REQUIRED ACTION: Your answer should consist of all lines in the listing that hold the word "Channels".

** EXCERPTED DATA follows **

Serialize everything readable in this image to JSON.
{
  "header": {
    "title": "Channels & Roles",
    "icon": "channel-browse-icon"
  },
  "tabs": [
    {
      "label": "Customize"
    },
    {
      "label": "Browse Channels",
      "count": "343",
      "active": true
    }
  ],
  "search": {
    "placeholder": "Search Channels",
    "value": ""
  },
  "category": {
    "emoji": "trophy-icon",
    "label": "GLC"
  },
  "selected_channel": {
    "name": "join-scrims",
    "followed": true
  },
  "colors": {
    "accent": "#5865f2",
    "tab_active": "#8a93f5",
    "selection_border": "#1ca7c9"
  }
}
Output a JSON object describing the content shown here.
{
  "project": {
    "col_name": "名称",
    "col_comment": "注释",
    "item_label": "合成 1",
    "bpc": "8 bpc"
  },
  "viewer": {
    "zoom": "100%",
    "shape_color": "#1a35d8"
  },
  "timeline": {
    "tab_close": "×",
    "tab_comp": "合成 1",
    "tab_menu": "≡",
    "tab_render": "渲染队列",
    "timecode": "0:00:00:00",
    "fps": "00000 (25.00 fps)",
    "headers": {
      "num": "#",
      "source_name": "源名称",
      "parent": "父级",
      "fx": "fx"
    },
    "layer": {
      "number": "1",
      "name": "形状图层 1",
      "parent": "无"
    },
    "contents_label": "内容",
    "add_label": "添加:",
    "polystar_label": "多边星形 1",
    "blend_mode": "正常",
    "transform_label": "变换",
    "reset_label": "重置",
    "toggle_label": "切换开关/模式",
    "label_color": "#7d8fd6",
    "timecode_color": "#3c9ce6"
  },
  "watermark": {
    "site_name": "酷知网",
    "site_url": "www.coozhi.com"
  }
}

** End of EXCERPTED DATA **

REPLY TO THE EXERCISE:
    "title": "Channels & Roles",
      "label": "Browse Channels",
    "placeholder": "Search Channels",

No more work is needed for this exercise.